> Data in this exercise

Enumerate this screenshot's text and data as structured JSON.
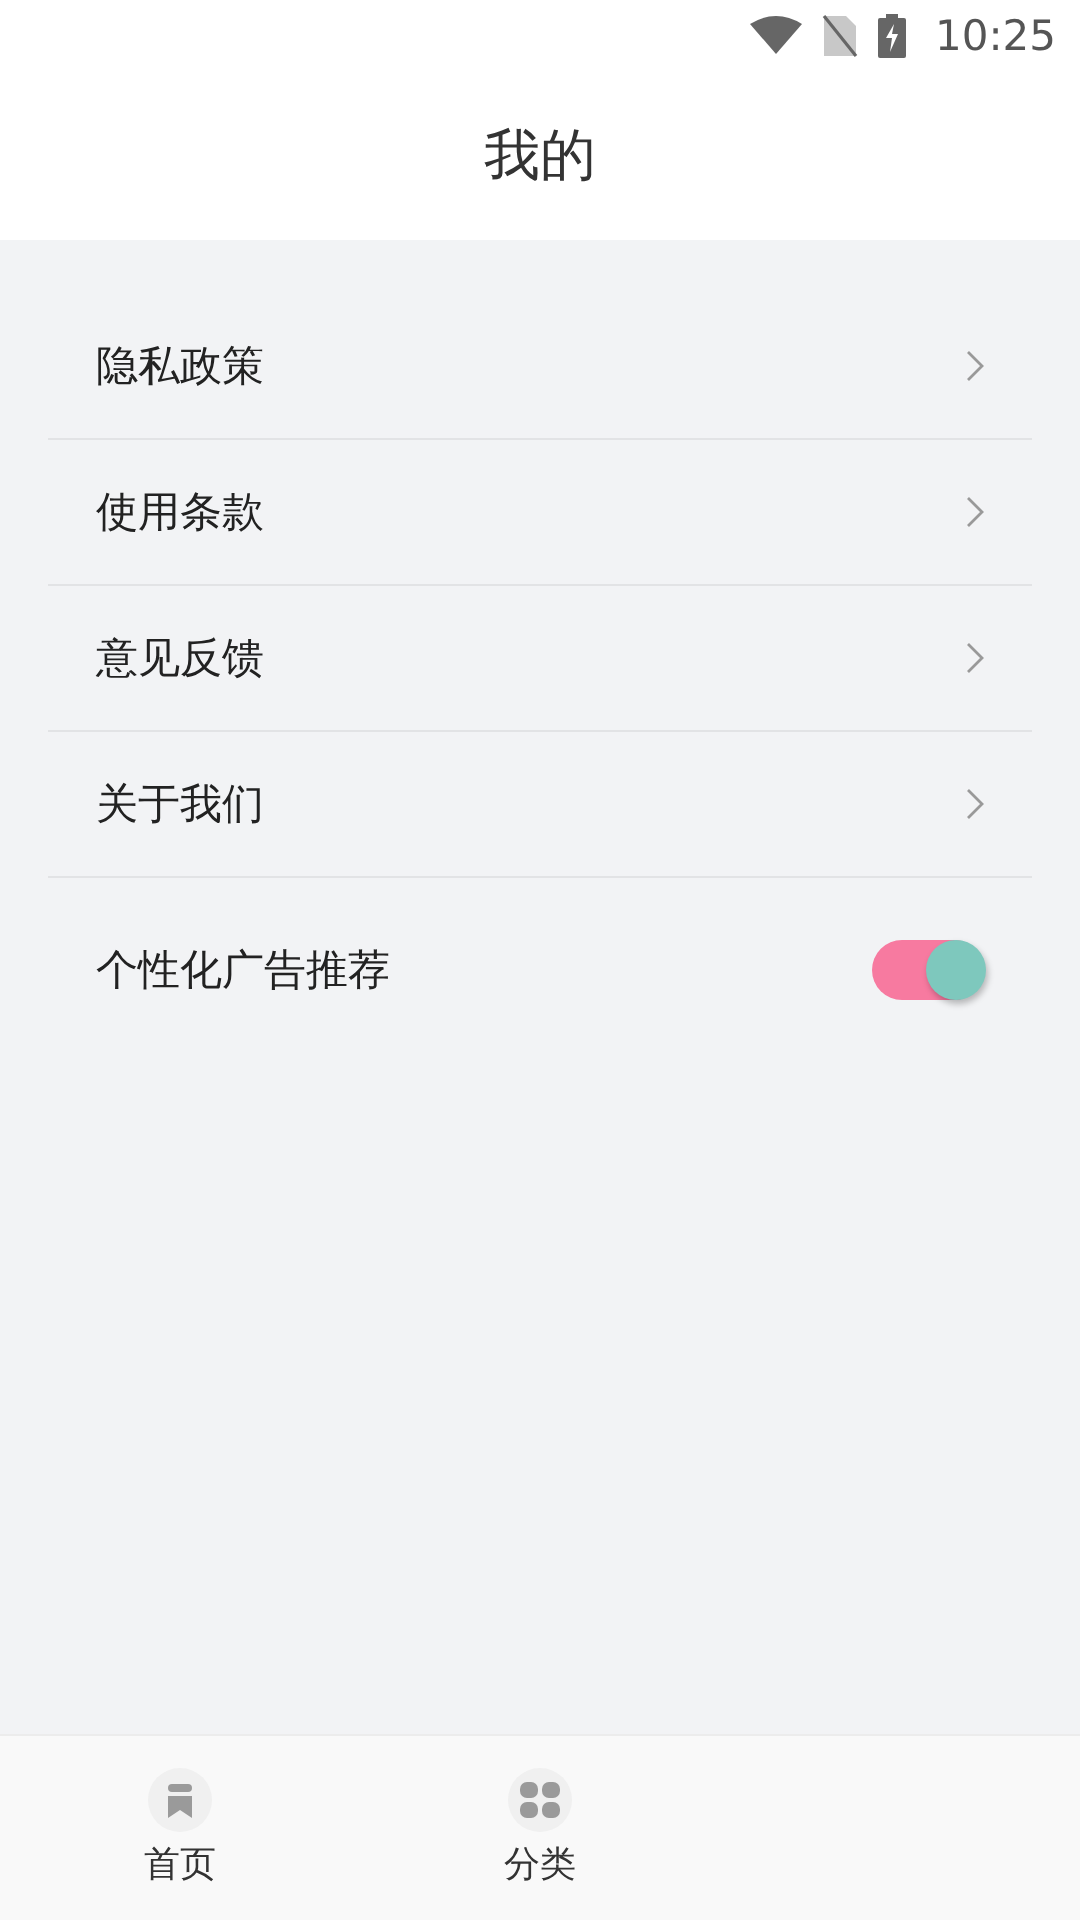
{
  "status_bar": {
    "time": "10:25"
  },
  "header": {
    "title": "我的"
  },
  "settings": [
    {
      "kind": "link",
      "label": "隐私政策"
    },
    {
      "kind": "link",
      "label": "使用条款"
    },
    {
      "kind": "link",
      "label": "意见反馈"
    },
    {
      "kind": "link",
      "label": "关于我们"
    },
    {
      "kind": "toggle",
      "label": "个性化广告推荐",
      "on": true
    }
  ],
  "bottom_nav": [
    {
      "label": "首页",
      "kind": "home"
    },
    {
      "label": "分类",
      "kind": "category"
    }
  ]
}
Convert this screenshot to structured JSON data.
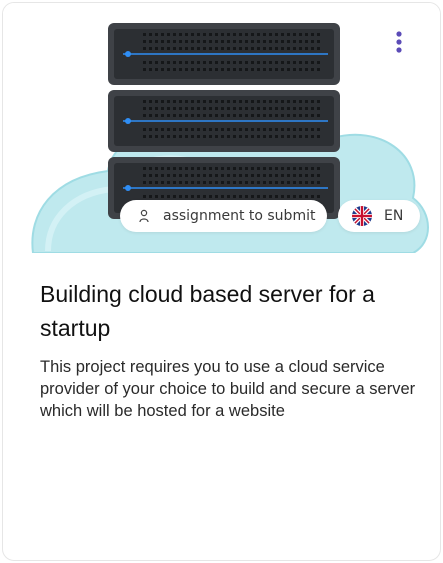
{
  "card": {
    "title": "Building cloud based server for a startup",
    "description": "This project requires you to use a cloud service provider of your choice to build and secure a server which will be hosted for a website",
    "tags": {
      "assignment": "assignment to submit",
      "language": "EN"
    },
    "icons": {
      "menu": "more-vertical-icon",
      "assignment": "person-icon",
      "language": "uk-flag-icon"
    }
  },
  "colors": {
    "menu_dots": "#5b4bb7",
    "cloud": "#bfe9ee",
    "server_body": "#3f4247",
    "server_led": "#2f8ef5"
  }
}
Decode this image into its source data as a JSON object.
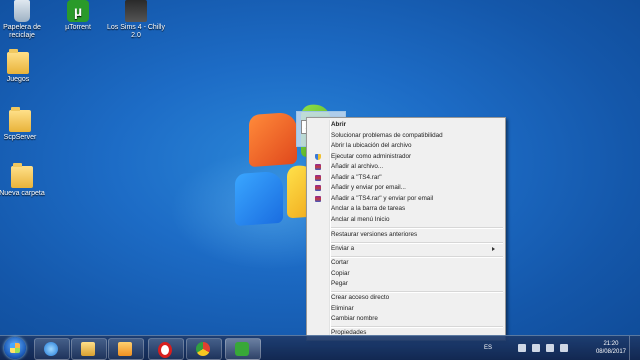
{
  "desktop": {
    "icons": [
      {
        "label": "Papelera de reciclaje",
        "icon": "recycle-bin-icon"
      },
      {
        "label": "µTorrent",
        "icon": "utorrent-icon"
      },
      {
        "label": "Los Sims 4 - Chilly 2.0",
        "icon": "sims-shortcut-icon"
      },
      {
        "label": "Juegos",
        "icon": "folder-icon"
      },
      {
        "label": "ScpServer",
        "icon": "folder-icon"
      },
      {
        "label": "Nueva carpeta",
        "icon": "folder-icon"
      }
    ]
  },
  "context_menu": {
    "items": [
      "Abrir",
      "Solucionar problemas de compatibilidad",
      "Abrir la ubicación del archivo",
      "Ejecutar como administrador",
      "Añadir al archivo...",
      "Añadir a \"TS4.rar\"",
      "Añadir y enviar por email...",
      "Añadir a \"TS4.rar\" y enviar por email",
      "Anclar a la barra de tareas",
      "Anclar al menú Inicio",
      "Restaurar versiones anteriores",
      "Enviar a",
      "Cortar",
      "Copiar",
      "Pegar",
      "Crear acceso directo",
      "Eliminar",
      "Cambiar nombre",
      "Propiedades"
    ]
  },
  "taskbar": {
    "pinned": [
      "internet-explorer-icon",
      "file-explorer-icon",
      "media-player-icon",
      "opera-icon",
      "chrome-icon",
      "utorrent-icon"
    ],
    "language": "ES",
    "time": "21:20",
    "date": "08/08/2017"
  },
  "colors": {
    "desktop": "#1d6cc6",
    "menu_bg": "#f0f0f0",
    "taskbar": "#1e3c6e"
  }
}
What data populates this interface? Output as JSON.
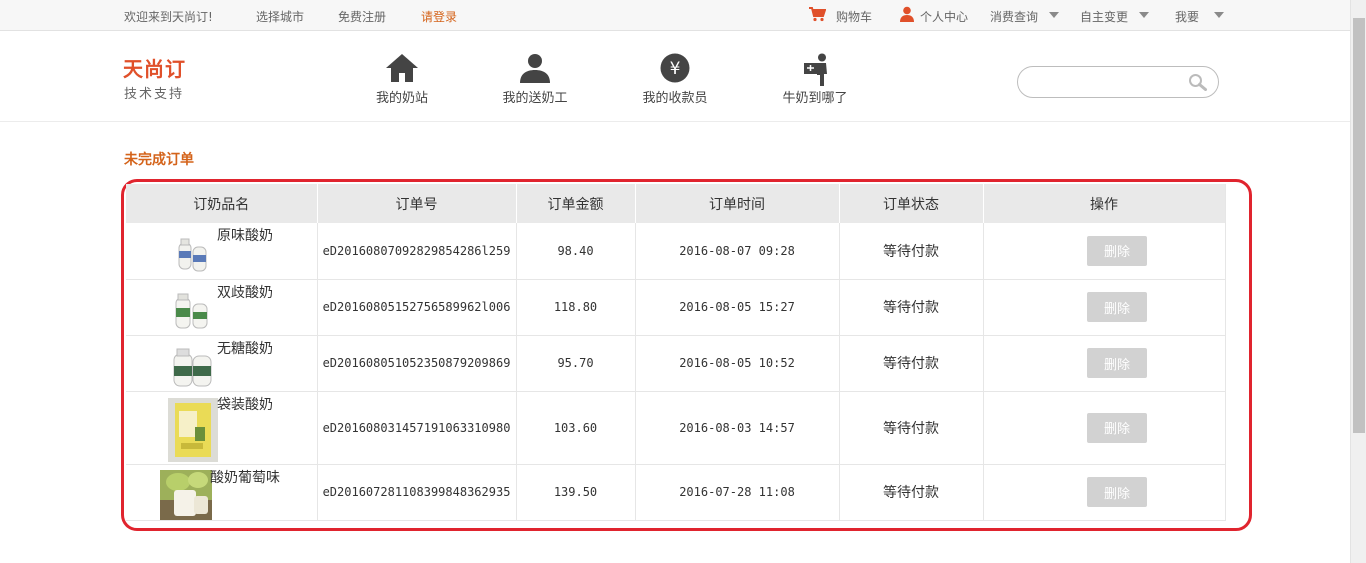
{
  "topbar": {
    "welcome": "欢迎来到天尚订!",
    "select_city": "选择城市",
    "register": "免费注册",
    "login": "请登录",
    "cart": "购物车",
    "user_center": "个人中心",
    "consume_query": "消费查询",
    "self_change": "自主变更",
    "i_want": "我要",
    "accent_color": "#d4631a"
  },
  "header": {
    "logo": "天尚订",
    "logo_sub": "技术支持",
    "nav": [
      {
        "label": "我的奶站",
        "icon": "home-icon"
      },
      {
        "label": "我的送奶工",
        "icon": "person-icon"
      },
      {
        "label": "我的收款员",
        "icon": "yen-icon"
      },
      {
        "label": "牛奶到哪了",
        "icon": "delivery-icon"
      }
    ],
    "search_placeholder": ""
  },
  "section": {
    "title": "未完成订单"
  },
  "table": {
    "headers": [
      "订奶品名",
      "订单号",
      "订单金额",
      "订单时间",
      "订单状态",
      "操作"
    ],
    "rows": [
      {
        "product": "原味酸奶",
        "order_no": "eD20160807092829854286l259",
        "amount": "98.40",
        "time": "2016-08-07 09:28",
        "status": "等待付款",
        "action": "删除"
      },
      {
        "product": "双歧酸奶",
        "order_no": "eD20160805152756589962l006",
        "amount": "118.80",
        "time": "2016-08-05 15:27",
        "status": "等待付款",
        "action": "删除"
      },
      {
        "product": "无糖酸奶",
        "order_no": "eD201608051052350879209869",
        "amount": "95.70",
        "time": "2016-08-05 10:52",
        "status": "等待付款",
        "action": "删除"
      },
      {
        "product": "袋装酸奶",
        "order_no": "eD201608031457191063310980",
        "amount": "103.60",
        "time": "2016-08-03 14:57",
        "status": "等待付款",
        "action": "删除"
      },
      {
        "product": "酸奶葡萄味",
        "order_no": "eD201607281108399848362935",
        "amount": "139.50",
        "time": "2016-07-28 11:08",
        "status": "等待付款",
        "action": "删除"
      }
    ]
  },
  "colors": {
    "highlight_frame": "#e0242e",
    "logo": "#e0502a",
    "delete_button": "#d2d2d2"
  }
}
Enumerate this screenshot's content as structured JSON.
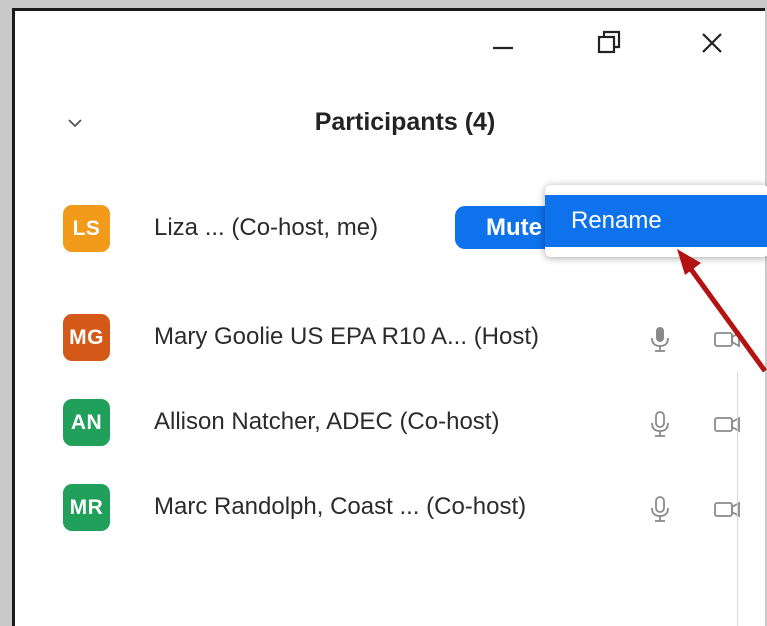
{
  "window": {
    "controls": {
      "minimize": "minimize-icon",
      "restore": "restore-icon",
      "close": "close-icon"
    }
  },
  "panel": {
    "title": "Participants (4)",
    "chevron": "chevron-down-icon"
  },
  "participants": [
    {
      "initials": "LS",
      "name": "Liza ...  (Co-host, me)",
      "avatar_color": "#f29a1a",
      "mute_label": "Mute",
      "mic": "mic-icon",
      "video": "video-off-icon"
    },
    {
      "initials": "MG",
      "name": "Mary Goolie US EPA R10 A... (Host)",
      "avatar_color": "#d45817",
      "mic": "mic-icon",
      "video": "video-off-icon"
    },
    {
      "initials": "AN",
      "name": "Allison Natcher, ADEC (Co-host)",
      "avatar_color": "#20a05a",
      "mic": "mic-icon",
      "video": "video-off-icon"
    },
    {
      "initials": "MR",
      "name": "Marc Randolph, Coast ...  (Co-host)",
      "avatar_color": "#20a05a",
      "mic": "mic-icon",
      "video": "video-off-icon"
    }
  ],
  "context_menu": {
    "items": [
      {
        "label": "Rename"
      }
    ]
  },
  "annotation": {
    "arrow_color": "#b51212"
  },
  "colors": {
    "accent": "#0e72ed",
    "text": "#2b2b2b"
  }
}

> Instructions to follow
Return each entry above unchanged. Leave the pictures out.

> Exercise solution
Enumerate this screenshot's text and data as structured JSON.
{
  "status_bar": {
    "time": "10:25"
  },
  "header": {
    "title": "我的"
  },
  "settings": [
    {
      "kind": "link",
      "label": "隐私政策"
    },
    {
      "kind": "link",
      "label": "使用条款"
    },
    {
      "kind": "link",
      "label": "意见反馈"
    },
    {
      "kind": "link",
      "label": "关于我们"
    },
    {
      "kind": "toggle",
      "label": "个性化广告推荐",
      "on": true
    }
  ],
  "bottom_nav": [
    {
      "label": "首页",
      "kind": "home"
    },
    {
      "label": "分类",
      "kind": "category"
    }
  ]
}
Convert this screenshot to structured JSON data.
{
  "card": {
    "title": "Building cloud based server for a startup",
    "description": "This project requires you to use a cloud service provider of your choice to build and secure a server which will be hosted for a website",
    "tags": {
      "assignment": "assignment to submit",
      "language": "EN"
    },
    "icons": {
      "menu": "more-vertical-icon",
      "assignment": "person-icon",
      "language": "uk-flag-icon"
    }
  },
  "colors": {
    "menu_dots": "#5b4bb7",
    "cloud": "#bfe9ee",
    "server_body": "#3f4247",
    "server_led": "#2f8ef5"
  }
}
Decode this image into its source data as a JSON object.
{
  "desktop": {
    "icons": [
      {
        "label": "Papelera de reciclaje",
        "icon": "recycle-bin-icon"
      },
      {
        "label": "µTorrent",
        "icon": "utorrent-icon"
      },
      {
        "label": "Los Sims 4 - Chilly 2.0",
        "icon": "sims-shortcut-icon"
      },
      {
        "label": "Juegos",
        "icon": "folder-icon"
      },
      {
        "label": "ScpServer",
        "icon": "folder-icon"
      },
      {
        "label": "Nueva carpeta",
        "icon": "folder-icon"
      }
    ]
  },
  "context_menu": {
    "items": [
      "Abrir",
      "Solucionar problemas de compatibilidad",
      "Abrir la ubicación del archivo",
      "Ejecutar como administrador",
      "Añadir al archivo...",
      "Añadir a \"TS4.rar\"",
      "Añadir y enviar por email...",
      "Añadir a \"TS4.rar\" y enviar por email",
      "Anclar a la barra de tareas",
      "Anclar al menú Inicio",
      "Restaurar versiones anteriores",
      "Enviar a",
      "Cortar",
      "Copiar",
      "Pegar",
      "Crear acceso directo",
      "Eliminar",
      "Cambiar nombre",
      "Propiedades"
    ]
  },
  "taskbar": {
    "pinned": [
      "internet-explorer-icon",
      "file-explorer-icon",
      "media-player-icon",
      "opera-icon",
      "chrome-icon",
      "utorrent-icon"
    ],
    "language": "ES",
    "time": "21:20",
    "date": "08/08/2017"
  },
  "colors": {
    "desktop": "#1d6cc6",
    "menu_bg": "#f0f0f0",
    "taskbar": "#1e3c6e"
  }
}
What data populates this interface? Output as JSON.
{
  "topbar": {
    "welcome": "欢迎来到天尚订!",
    "select_city": "选择城市",
    "register": "免费注册",
    "login": "请登录",
    "cart": "购物车",
    "user_center": "个人中心",
    "consume_query": "消费查询",
    "self_change": "自主变更",
    "i_want": "我要",
    "accent_color": "#d4631a"
  },
  "header": {
    "logo": "天尚订",
    "logo_sub": "技术支持",
    "nav": [
      {
        "label": "我的奶站",
        "icon": "home-icon"
      },
      {
        "label": "我的送奶工",
        "icon": "person-icon"
      },
      {
        "label": "我的收款员",
        "icon": "yen-icon"
      },
      {
        "label": "牛奶到哪了",
        "icon": "delivery-icon"
      }
    ],
    "search_placeholder": ""
  },
  "section": {
    "title": "未完成订单"
  },
  "table": {
    "headers": [
      "订奶品名",
      "订单号",
      "订单金额",
      "订单时间",
      "订单状态",
      "操作"
    ],
    "rows": [
      {
        "product": "原味酸奶",
        "order_no": "eD20160807092829854286l259",
        "amount": "98.40",
        "time": "2016-08-07 09:28",
        "status": "等待付款",
        "action": "删除"
      },
      {
        "product": "双歧酸奶",
        "order_no": "eD20160805152756589962l006",
        "amount": "118.80",
        "time": "2016-08-05 15:27",
        "status": "等待付款",
        "action": "删除"
      },
      {
        "product": "无糖酸奶",
        "order_no": "eD201608051052350879209869",
        "amount": "95.70",
        "time": "2016-08-05 10:52",
        "status": "等待付款",
        "action": "删除"
      },
      {
        "product": "袋装酸奶",
        "order_no": "eD201608031457191063310980",
        "amount": "103.60",
        "time": "2016-08-03 14:57",
        "status": "等待付款",
        "action": "删除"
      },
      {
        "product": "酸奶葡萄味",
        "order_no": "eD201607281108399848362935",
        "amount": "139.50",
        "time": "2016-07-28 11:08",
        "status": "等待付款",
        "action": "删除"
      }
    ]
  },
  "colors": {
    "highlight_frame": "#e0242e",
    "logo": "#e0502a",
    "delete_button": "#d2d2d2"
  }
}
Enumerate this screenshot's content as structured JSON.
{
  "window": {
    "controls": {
      "minimize": "minimize-icon",
      "restore": "restore-icon",
      "close": "close-icon"
    }
  },
  "panel": {
    "title": "Participants (4)",
    "chevron": "chevron-down-icon"
  },
  "participants": [
    {
      "initials": "LS",
      "name": "Liza ...  (Co-host, me)",
      "avatar_color": "#f29a1a",
      "mute_label": "Mute",
      "mic": "mic-icon",
      "video": "video-off-icon"
    },
    {
      "initials": "MG",
      "name": "Mary Goolie US EPA R10 A... (Host)",
      "avatar_color": "#d45817",
      "mic": "mic-icon",
      "video": "video-off-icon"
    },
    {
      "initials": "AN",
      "name": "Allison Natcher, ADEC (Co-host)",
      "avatar_color": "#20a05a",
      "mic": "mic-icon",
      "video": "video-off-icon"
    },
    {
      "initials": "MR",
      "name": "Marc Randolph, Coast ...  (Co-host)",
      "avatar_color": "#20a05a",
      "mic": "mic-icon",
      "video": "video-off-icon"
    }
  ],
  "context_menu": {
    "items": [
      {
        "label": "Rename"
      }
    ]
  },
  "annotation": {
    "arrow_color": "#b51212"
  },
  "colors": {
    "accent": "#0e72ed",
    "text": "#2b2b2b"
  }
}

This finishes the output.